Physical security keeps your facility safe. It is the protection of hardware, software, data, network, and personnel. It also ensures protection from internal threats like fire, flood, natural disasters, etc.
A physical security framework comprises three components: access control, surveillance, and testing. For greater security, each of these components should be implemented, maintained, and improved timely.
The key to maximizing your security is limiting access to your site, facility, and materials. Access control is the measure you take to limit the exposure of your assets to authorized personnel only. It includes physical security measures like keypads, ID badges, biometric readers, security guards, etc. All these measures vary in approach and cost.
Other measures include barriers like fences and walls, which can help fight against environmental disasters such as floods, mudslides, etc.

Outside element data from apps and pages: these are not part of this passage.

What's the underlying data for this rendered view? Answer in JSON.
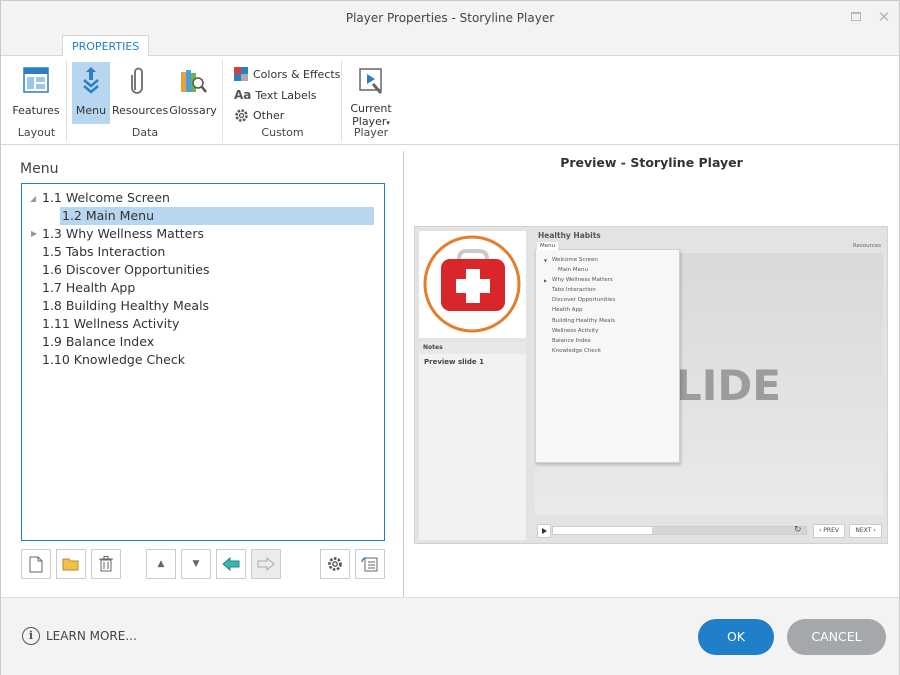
{
  "window": {
    "title": "Player Properties - Storyline Player"
  },
  "ribbon": {
    "tab": "PROPERTIES",
    "groups": {
      "layout": {
        "label": "Layout",
        "features": "Features"
      },
      "data": {
        "label": "Data",
        "menu": "Menu",
        "resources": "Resources",
        "glossary": "Glossary"
      },
      "custom": {
        "label": "Custom",
        "colors": "Colors & Effects",
        "text_labels": "Text Labels",
        "other": "Other"
      },
      "player": {
        "label": "Player",
        "current_player_line1": "Current",
        "current_player_line2": "Player"
      }
    }
  },
  "menu_panel": {
    "title": "Menu",
    "items": [
      {
        "label": "1.1 Welcome Screen"
      },
      {
        "label": "1.2 Main Menu"
      },
      {
        "label": "1.3 Why Wellness Matters"
      },
      {
        "label": "1.5 Tabs Interaction"
      },
      {
        "label": "1.6 Discover Opportunities"
      },
      {
        "label": "1.7 Health App"
      },
      {
        "label": "1.8 Building Healthy Meals"
      },
      {
        "label": "1.11 Wellness Activity"
      },
      {
        "label": "1.9 Balance Index"
      },
      {
        "label": "1.10 Knowledge Check"
      }
    ]
  },
  "preview": {
    "title": "Preview - Storyline Player",
    "heading": "Healthy Habits",
    "menu_tab": "Menu",
    "resources": "Resources",
    "notes_tab": "Notes",
    "notes_text": "Preview slide 1",
    "slide_word": "LIDE",
    "dropdown_items": [
      {
        "label": "Welcome Screen"
      },
      {
        "label": "Main Menu"
      },
      {
        "label": "Why Wellness Matters"
      },
      {
        "label": "Tabs Interaction"
      },
      {
        "label": "Discover Opportunities"
      },
      {
        "label": "Health App"
      },
      {
        "label": "Building Healthy Meals"
      },
      {
        "label": "Wellness Activity"
      },
      {
        "label": "Balance Index"
      },
      {
        "label": "Knowledge Check"
      }
    ],
    "prev": "‹ PREV",
    "next": "NEXT ›"
  },
  "footer": {
    "learn_more": "LEARN MORE...",
    "ok": "OK",
    "cancel": "CANCEL"
  },
  "colors": {
    "accent": "#1f7fc8",
    "selection": "#b7d7f0",
    "cancel": "#a5a8ab"
  }
}
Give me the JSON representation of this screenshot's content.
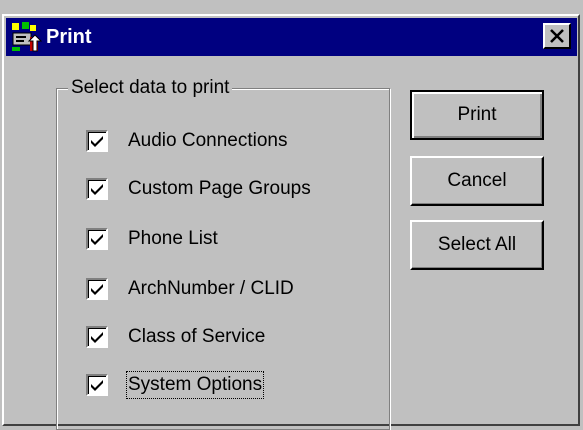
{
  "window": {
    "title": "Print",
    "icon": "print-app-icon",
    "close_icon": "close-icon"
  },
  "group": {
    "legend": "Select data to print",
    "items": [
      {
        "label": "Audio Connections",
        "checked": true
      },
      {
        "label": "Custom Page Groups",
        "checked": true
      },
      {
        "label": "Phone List",
        "checked": true
      },
      {
        "label": "ArchNumber / CLID",
        "checked": true
      },
      {
        "label": "Class of Service",
        "checked": true
      },
      {
        "label": "System Options",
        "checked": true,
        "focused": true
      }
    ]
  },
  "buttons": {
    "print": "Print",
    "cancel": "Cancel",
    "select_all": "Select All"
  },
  "colors": {
    "titlebar": "#000080",
    "face": "#c0c0c0"
  }
}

These risks are usually location-dependent.
The surveillance component helps in both the prevention and post-incident recovery phase. This includes patrol guards, notification systems, and heat sensors.
However, the most commonly used surveillance measure is closed-circuit television cameras (CCTV). They can record activities from multiple areas at the same time. With the help of CCTV cameras, you can capture criminal behavior and prevent it.
You should test how well you can respond to threats. Check whether the implemented measure is effective or not. To minimize the likelihood of errors, you should test your security measures and plan on a regular basis.
Physical security is crucial for every facility. Without knowing its main components, one may find getting started quite complicated. Here at Security Forward, we will help you easily understand the importance of physical security and its measures. Keep visiting!
Desiree Macy is the Editorial Director of Security Forward which is frequented by security executives, corporate security officers, and private protection professionals each month. Desiree’s interests revolves around cyber-security, and business continuity.